On the eve of the new millennium, ECLAC recommends equality as the main axis for guiding development: the reduction of inequality in its multiple dimensions --social, economic, cultural, political, technological, territorial--, the enforcement of economic, social, and cultural rights, and the guarantee of the rights of the population as a non-delegable responsibility of the State. In September of the same year, the 189 Member States of the United Nations signed the Millennium Declaration, a road map of eight Millennium Development Goals, which represented a commitment by all nations to reduce poverty, hunger, disease, and gender inequality; address the lack of education, and the lack of access to water and sanitation; and to halt environmental degradation.

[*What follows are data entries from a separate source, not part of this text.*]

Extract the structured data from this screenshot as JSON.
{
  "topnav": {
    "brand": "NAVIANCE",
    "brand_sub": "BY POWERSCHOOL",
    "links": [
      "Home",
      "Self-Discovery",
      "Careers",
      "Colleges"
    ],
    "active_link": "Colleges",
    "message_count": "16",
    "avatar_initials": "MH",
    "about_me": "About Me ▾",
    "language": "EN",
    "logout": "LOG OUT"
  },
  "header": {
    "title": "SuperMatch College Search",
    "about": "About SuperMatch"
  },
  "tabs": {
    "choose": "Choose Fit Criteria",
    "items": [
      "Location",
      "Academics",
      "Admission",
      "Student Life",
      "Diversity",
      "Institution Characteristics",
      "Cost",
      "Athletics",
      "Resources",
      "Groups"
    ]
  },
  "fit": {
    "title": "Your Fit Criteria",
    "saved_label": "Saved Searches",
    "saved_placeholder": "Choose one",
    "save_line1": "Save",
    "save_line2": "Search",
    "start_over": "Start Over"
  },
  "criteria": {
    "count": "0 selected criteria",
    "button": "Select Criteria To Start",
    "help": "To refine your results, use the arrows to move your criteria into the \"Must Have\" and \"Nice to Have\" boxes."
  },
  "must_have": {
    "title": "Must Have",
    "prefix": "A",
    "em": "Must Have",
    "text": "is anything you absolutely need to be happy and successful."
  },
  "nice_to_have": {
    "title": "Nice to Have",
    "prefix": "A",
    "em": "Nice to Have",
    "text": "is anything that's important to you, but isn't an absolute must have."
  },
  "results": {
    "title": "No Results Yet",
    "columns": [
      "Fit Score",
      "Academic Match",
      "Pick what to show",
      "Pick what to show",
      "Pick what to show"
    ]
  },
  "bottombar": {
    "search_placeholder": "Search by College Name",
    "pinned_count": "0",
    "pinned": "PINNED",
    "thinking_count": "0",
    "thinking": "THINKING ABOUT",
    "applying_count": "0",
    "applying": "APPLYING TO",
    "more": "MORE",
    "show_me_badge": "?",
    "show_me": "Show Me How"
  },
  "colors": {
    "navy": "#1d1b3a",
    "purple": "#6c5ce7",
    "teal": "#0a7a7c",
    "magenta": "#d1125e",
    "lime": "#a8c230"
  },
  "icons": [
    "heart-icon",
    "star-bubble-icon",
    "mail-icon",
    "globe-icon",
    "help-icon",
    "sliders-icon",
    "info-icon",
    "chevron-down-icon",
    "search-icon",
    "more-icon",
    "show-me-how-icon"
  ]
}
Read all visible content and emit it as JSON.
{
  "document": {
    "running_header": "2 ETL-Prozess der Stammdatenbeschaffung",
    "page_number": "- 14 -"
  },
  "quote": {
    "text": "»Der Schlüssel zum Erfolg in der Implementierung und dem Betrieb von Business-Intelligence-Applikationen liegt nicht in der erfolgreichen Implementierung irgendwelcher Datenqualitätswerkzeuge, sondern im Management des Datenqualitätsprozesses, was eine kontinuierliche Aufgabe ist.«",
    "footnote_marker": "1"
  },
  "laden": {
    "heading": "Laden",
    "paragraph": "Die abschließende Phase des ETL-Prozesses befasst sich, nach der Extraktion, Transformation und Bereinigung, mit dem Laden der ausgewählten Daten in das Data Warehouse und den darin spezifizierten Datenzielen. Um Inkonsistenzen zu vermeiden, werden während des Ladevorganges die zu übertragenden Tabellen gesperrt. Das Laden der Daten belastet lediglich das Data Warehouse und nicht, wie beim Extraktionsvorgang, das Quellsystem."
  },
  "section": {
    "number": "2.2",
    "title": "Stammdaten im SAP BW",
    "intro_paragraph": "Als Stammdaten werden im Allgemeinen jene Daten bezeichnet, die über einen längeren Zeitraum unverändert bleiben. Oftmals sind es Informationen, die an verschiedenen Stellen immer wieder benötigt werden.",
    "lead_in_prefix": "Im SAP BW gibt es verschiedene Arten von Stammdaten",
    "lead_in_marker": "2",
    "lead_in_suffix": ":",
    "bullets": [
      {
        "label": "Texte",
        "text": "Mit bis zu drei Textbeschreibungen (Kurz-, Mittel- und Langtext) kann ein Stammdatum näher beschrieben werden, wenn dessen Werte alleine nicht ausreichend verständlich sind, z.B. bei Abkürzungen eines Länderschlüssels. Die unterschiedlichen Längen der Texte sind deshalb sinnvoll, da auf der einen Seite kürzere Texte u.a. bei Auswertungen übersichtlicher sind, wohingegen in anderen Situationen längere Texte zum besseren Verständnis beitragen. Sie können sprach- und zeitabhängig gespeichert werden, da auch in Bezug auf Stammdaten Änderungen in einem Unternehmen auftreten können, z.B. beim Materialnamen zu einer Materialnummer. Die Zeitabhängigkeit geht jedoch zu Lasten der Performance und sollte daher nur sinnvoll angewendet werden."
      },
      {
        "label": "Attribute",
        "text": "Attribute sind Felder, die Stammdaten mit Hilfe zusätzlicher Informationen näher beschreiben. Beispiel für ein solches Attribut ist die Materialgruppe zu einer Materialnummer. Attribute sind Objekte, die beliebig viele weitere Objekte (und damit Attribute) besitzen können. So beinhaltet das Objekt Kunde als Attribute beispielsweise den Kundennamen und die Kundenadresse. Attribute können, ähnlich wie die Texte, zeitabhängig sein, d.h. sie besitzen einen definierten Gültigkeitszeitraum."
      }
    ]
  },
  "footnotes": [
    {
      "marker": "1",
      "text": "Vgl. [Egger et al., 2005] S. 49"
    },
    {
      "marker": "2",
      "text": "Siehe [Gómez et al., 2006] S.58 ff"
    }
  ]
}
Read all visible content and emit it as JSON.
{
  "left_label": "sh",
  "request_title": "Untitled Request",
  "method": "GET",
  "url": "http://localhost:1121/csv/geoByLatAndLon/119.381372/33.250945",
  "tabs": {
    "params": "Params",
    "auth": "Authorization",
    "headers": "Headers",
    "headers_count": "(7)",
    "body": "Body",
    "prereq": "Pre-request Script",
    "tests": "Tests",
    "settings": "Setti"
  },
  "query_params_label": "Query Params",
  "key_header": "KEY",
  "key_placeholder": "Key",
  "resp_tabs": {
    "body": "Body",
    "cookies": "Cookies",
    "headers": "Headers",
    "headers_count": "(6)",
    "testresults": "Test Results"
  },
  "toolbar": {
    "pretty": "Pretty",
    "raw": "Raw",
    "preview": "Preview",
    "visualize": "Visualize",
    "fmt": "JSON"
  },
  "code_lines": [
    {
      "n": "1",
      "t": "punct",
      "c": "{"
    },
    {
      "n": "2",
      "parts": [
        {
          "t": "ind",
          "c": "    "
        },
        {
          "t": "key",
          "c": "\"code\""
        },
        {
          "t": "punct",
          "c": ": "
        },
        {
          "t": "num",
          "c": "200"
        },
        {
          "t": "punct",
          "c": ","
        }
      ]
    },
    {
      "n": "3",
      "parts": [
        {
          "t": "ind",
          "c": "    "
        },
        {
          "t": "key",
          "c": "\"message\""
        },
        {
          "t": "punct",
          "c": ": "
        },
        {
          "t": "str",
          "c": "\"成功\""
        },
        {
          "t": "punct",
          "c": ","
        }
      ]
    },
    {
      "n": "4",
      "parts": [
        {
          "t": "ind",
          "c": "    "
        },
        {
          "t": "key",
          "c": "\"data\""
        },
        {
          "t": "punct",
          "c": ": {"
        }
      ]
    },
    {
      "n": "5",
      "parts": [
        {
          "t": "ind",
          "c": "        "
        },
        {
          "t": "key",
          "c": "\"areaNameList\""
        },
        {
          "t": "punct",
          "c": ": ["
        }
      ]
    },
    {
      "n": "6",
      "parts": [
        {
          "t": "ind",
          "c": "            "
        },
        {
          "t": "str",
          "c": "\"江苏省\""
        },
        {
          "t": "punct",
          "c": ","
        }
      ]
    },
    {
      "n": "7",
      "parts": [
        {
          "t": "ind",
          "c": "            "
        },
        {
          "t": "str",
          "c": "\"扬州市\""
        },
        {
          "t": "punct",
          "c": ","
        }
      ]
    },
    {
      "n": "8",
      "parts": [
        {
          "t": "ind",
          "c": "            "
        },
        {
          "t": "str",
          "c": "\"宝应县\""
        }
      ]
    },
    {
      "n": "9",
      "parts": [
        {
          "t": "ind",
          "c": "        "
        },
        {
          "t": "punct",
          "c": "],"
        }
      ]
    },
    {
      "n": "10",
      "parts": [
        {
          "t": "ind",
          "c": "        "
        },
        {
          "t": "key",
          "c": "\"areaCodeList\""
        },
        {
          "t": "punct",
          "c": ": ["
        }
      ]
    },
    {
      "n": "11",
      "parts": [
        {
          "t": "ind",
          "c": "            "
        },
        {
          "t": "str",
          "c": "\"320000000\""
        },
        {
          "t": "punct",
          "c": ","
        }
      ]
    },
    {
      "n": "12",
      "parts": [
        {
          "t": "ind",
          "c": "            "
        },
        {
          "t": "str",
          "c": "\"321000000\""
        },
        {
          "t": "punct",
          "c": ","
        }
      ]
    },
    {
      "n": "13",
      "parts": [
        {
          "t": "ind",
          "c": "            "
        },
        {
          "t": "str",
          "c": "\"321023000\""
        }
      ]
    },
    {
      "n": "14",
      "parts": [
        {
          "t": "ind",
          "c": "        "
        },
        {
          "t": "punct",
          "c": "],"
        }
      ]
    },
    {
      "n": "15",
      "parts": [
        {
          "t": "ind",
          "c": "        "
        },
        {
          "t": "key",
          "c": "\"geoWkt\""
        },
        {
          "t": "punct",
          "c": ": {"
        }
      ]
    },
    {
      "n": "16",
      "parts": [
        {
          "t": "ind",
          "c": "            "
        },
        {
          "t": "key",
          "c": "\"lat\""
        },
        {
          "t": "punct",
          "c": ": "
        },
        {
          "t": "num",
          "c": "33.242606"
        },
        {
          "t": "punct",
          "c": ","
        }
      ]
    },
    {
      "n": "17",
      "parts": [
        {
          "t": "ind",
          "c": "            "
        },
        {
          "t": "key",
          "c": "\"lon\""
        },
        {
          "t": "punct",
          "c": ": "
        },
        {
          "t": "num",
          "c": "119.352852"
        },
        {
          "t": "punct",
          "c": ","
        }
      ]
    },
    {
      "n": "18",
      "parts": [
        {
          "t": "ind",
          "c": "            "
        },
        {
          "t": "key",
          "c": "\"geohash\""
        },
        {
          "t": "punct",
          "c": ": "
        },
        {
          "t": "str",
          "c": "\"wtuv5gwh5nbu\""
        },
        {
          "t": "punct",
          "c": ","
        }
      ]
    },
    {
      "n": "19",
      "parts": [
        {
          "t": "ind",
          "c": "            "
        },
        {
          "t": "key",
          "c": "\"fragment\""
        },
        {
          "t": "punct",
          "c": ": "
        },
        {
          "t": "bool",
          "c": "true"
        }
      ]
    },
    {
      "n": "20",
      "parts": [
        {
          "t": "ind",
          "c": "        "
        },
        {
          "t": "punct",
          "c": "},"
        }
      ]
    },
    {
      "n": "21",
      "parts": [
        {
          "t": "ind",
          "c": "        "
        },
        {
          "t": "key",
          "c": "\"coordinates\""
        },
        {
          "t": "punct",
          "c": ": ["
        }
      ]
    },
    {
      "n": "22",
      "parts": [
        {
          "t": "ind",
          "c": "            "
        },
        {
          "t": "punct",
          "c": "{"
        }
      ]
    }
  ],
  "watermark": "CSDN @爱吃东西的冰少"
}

ILPES accompanied the countries of the region in the transition from economic planning to planning for sustainable development, incorporating techniques for a modernization of the State and for public policy planning with equality as its foundation. The Institute's substantive areas evolved accordingly: a strategic approach to public sector management and budgetary policies, a strengthening of public investment systems and public policy evaluation, and the management of local and regional development, all in pursuit of a more efficient, proactive, and effective State, with citizens at the centre of its actions.
Towards the end of the period, despite favourable regional progress in growth, employment, and poverty and inequality reduction, and in a context of a consolidation of democratic institutions, increased public revenues and spending, and strengthened public management capacity, development gaps remained considerable region wide. At this juncture, ECLAC advocated a new equation between the State, the market and society to transform the progress made in the countries into a lasting process of inclusive sustainable development with equality at the centre of public policy design. To achieve this, the planning exercise was repositioned to guide and formulate State policies that would have long-term horizons and would be built in a participatory manner around a common development agenda. ILPES actively participated in supporting these processes through studies, advisory services, training activities and the creation of a repository of development plans for all Latin American and Caribbean countries.